◆ Description of the task: Whichever lines include the word "files", copy them as they appear in the data.

◆ Input data:
········
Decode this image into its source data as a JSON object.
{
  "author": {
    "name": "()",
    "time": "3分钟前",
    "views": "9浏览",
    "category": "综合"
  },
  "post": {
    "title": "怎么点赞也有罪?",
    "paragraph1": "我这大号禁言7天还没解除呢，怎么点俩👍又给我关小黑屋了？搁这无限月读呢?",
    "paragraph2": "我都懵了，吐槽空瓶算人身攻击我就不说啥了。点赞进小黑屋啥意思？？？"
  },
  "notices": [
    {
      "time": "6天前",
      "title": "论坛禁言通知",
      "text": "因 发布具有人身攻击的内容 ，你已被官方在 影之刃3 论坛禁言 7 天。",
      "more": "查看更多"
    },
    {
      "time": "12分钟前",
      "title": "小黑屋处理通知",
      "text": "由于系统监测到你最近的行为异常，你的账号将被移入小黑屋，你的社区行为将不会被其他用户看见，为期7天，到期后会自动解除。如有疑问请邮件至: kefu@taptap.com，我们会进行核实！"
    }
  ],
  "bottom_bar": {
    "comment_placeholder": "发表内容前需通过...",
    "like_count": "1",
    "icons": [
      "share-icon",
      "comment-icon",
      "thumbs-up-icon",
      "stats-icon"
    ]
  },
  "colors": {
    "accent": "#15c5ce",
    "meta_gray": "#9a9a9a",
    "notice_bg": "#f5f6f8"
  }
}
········
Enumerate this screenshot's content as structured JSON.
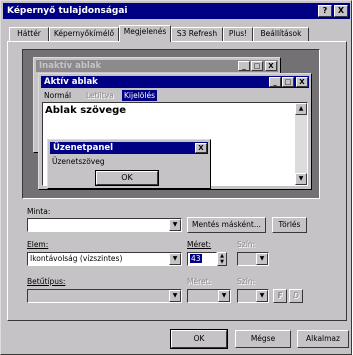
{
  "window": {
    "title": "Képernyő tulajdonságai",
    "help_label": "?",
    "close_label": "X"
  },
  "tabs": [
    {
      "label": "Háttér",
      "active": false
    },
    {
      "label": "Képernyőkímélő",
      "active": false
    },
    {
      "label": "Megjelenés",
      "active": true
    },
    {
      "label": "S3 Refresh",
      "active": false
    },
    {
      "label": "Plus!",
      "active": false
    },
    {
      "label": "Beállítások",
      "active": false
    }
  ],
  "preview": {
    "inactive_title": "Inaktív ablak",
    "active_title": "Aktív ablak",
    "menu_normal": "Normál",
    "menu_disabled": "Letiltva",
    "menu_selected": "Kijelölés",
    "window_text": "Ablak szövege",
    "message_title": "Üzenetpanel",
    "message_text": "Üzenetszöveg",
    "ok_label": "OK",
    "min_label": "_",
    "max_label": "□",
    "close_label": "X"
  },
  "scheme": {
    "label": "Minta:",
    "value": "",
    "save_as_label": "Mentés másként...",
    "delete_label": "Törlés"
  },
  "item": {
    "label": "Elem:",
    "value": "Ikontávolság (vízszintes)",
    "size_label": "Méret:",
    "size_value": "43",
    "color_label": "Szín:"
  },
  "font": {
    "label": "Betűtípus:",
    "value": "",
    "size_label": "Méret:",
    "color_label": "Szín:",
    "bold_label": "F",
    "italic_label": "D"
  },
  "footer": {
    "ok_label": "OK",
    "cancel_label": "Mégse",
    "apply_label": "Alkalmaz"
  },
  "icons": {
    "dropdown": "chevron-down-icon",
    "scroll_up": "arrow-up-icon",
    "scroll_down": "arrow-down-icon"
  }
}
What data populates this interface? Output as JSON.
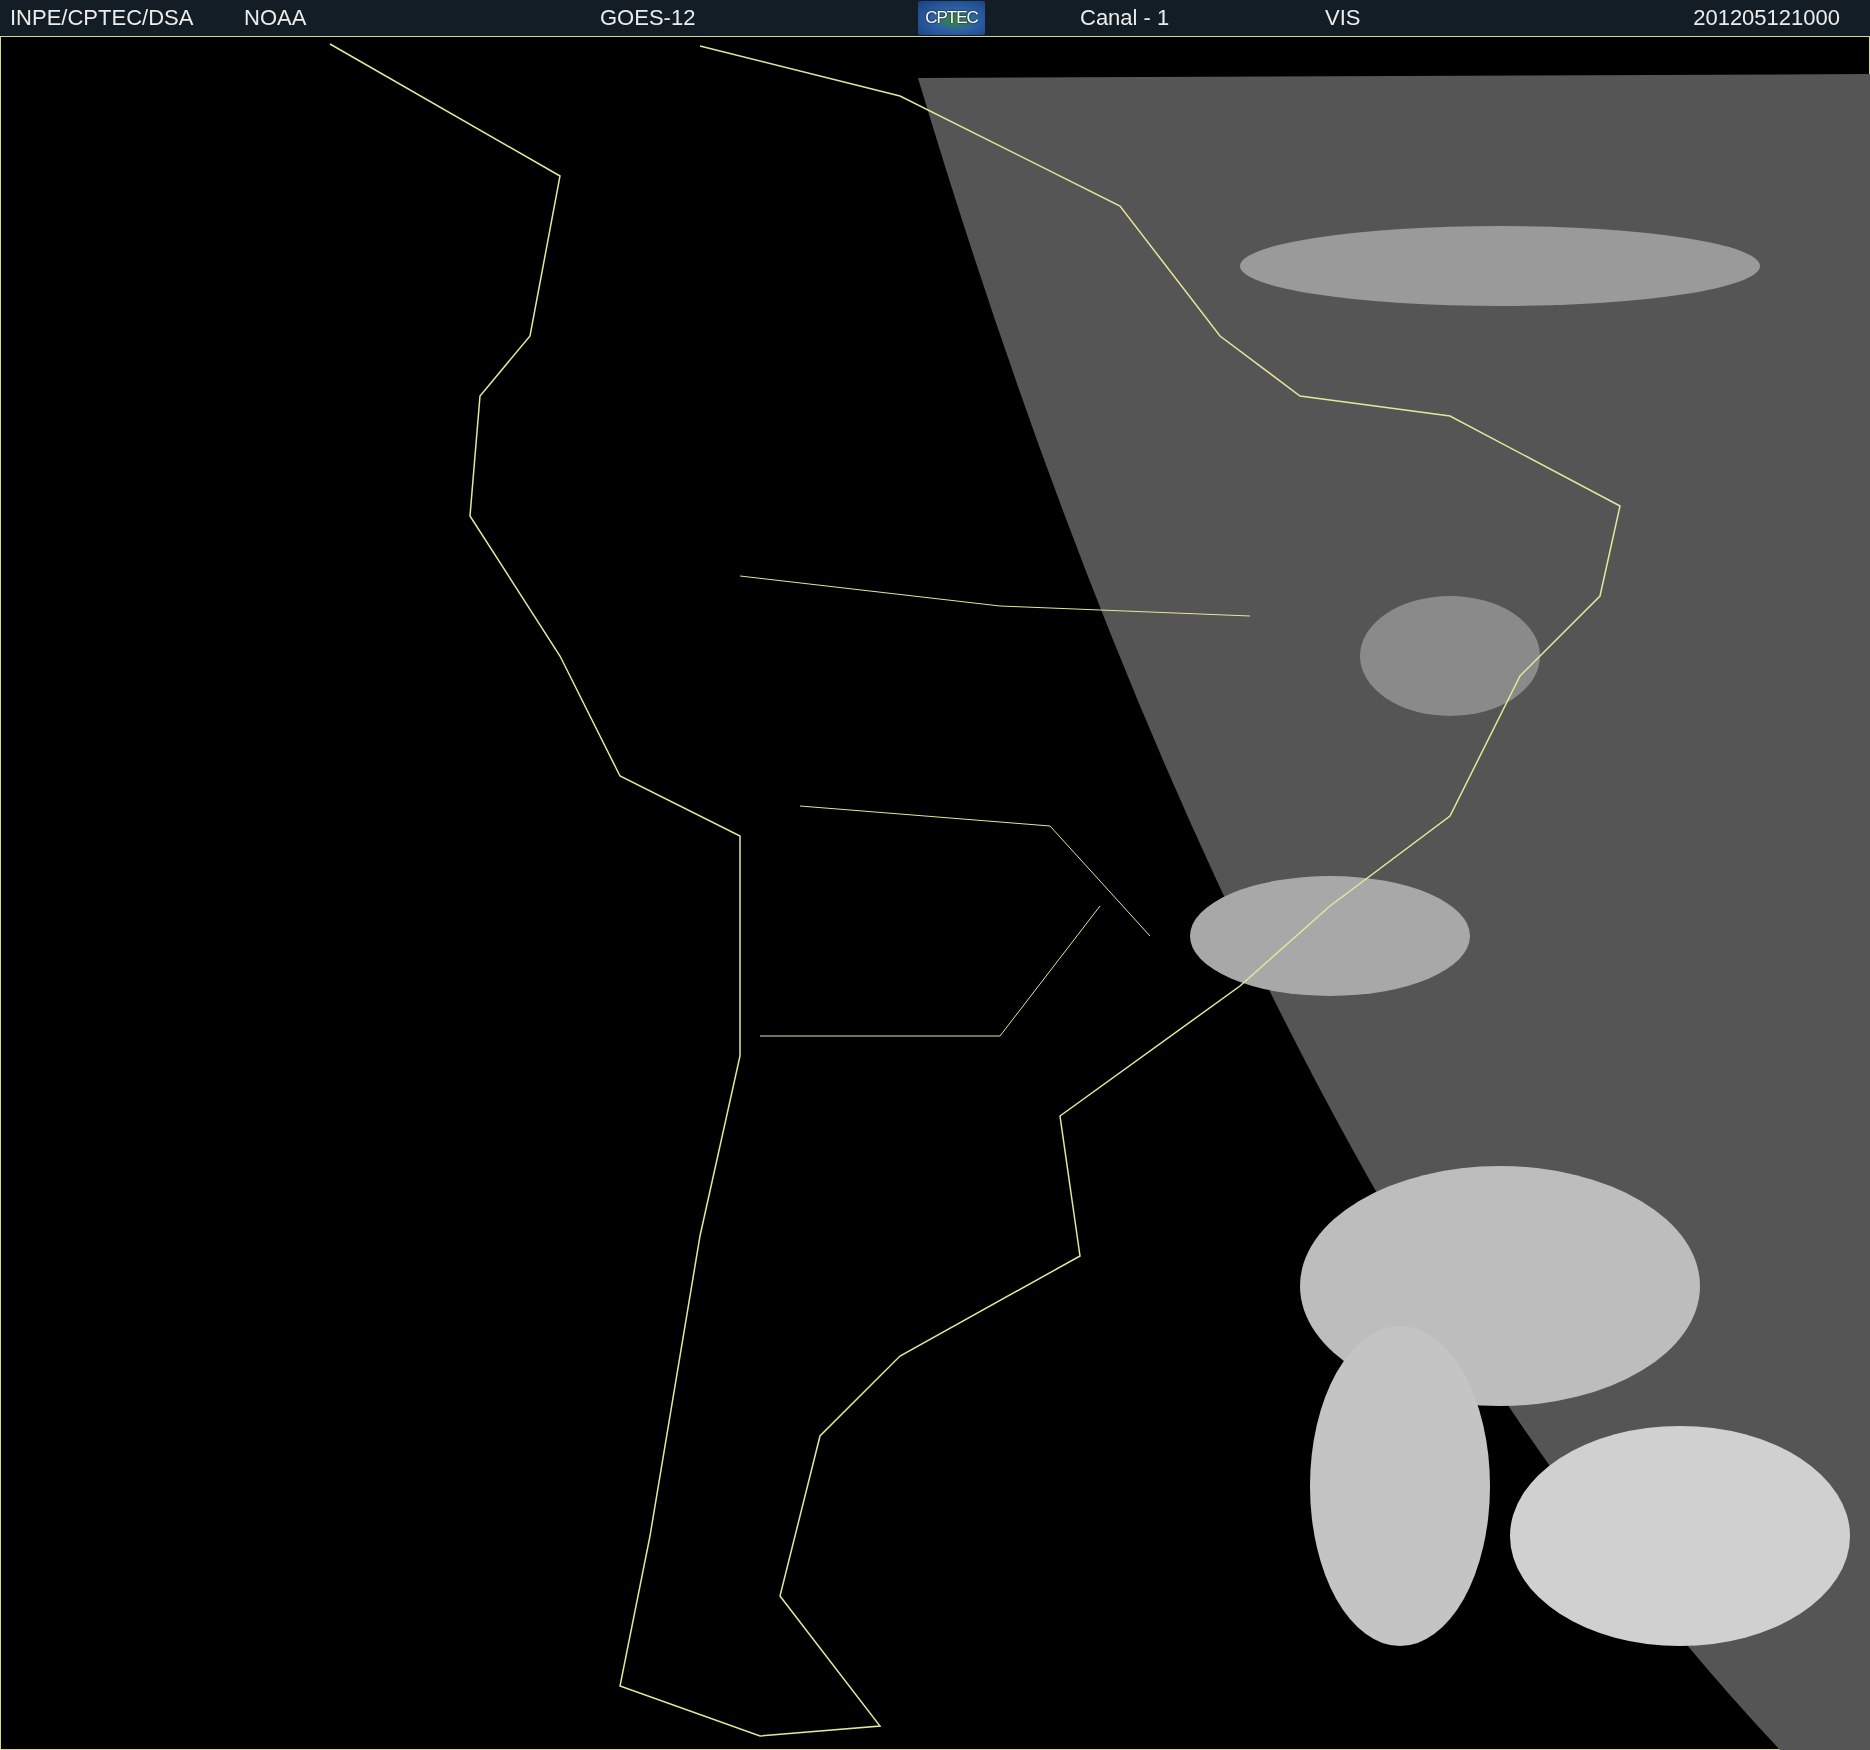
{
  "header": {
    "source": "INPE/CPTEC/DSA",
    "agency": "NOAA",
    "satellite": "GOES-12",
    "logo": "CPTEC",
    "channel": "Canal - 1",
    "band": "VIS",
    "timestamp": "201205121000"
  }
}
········
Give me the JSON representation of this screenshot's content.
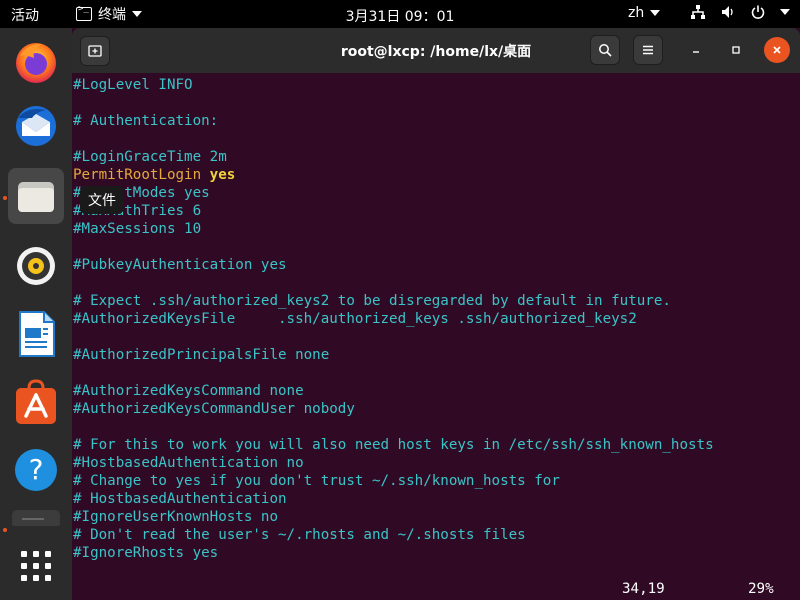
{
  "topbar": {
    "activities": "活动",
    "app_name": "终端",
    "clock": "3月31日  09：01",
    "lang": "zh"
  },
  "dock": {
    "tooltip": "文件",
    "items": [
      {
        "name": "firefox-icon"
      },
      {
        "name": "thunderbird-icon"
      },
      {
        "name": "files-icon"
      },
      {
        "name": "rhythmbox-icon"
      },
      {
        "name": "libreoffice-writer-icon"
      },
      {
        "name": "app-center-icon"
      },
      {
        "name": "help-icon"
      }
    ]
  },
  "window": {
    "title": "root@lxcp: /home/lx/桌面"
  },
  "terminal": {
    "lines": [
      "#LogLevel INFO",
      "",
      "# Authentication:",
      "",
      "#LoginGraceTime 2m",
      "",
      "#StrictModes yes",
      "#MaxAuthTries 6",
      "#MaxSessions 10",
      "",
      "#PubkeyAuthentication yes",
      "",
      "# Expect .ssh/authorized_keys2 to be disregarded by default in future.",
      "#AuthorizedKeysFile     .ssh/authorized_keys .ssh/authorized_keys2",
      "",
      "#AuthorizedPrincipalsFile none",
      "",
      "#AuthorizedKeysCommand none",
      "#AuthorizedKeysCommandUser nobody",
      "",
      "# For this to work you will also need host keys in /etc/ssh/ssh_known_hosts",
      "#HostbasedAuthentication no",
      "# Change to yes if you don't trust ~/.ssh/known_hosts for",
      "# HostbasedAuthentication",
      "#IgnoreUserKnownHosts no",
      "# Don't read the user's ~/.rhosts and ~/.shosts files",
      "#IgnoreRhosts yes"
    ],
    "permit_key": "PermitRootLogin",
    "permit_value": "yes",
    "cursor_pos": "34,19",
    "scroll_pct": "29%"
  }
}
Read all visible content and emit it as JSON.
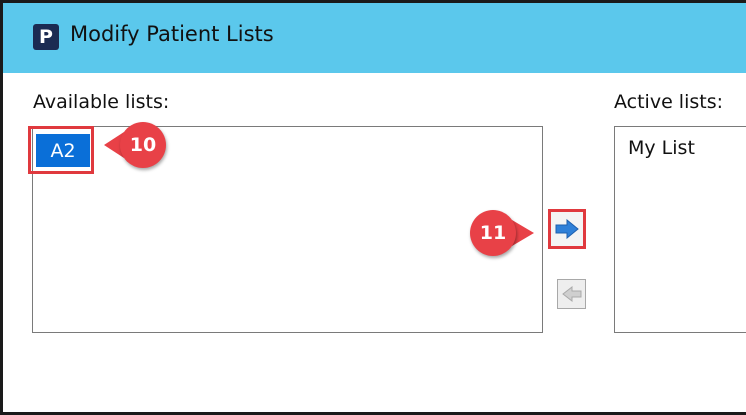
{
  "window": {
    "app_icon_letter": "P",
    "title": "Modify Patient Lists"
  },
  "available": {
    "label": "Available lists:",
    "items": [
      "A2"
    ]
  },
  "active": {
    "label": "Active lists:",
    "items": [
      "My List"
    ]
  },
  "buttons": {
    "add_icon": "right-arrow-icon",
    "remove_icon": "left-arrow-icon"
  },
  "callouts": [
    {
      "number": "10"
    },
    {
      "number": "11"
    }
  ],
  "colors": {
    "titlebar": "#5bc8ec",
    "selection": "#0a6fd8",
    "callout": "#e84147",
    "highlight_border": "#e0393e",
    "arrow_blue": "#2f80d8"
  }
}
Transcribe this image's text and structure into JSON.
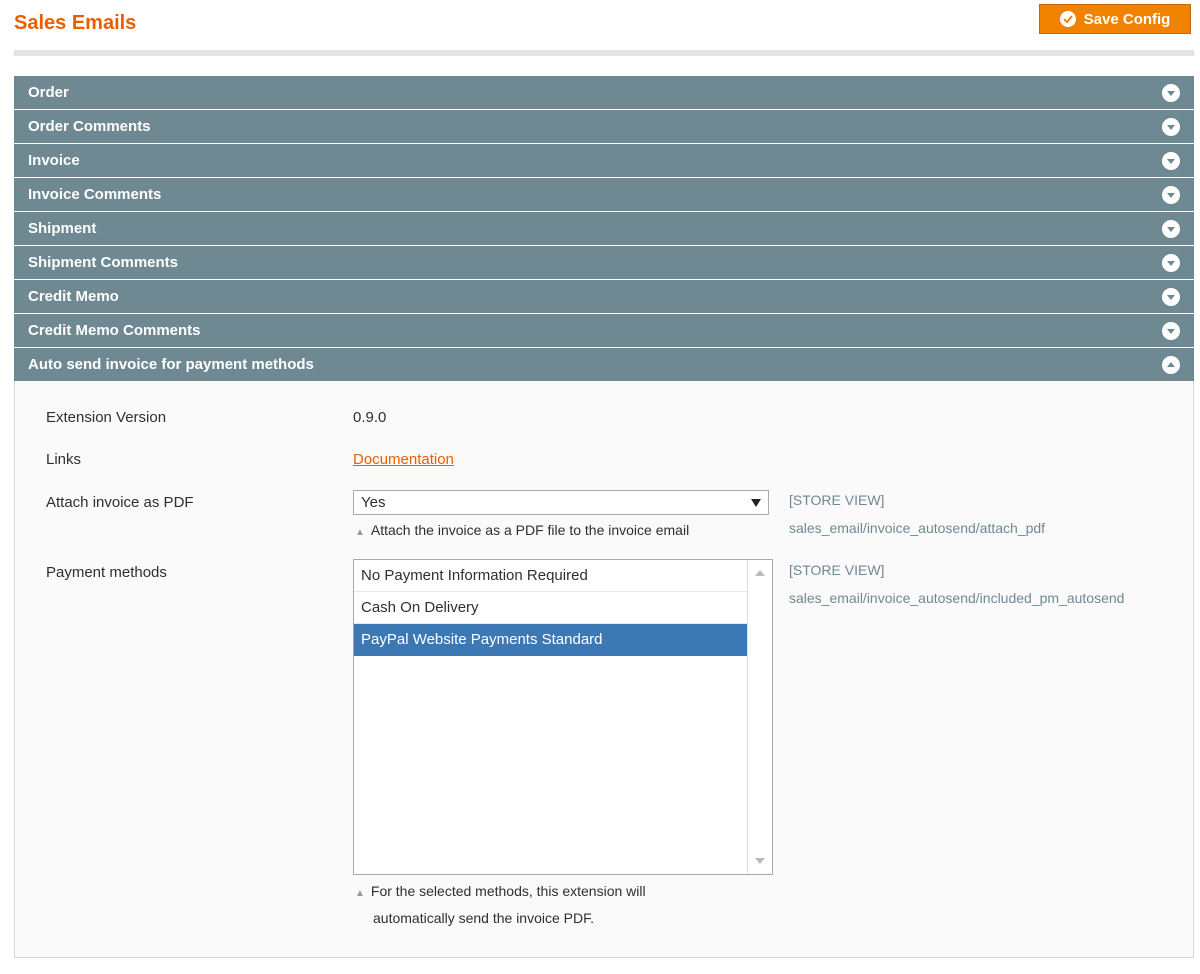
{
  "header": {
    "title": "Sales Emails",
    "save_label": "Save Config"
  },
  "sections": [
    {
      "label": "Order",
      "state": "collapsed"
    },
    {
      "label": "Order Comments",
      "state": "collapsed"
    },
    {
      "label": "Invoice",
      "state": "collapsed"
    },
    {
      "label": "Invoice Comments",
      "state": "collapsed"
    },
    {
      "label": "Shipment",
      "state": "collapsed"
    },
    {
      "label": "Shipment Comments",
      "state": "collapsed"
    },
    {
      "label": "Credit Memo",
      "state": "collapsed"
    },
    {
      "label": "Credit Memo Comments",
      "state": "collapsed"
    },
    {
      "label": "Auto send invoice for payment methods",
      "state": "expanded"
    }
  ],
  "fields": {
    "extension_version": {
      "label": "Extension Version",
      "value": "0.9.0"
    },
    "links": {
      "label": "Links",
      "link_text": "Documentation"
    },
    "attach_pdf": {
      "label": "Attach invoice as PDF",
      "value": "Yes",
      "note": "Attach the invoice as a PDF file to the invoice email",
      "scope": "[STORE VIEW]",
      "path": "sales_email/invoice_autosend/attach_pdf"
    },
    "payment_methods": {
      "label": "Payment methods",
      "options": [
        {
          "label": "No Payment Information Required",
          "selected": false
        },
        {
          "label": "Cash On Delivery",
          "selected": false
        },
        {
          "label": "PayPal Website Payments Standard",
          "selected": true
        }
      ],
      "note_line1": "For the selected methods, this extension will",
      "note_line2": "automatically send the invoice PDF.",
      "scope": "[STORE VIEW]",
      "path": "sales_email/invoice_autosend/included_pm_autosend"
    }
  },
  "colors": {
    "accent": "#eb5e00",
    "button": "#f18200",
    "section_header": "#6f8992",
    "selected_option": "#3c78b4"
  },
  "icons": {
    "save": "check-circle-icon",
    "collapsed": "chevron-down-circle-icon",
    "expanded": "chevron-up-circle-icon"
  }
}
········
◆ Completed task:
        "name": "files-icon"
      "# Don't read the user's ~/.rhosts and ~/.shosts files",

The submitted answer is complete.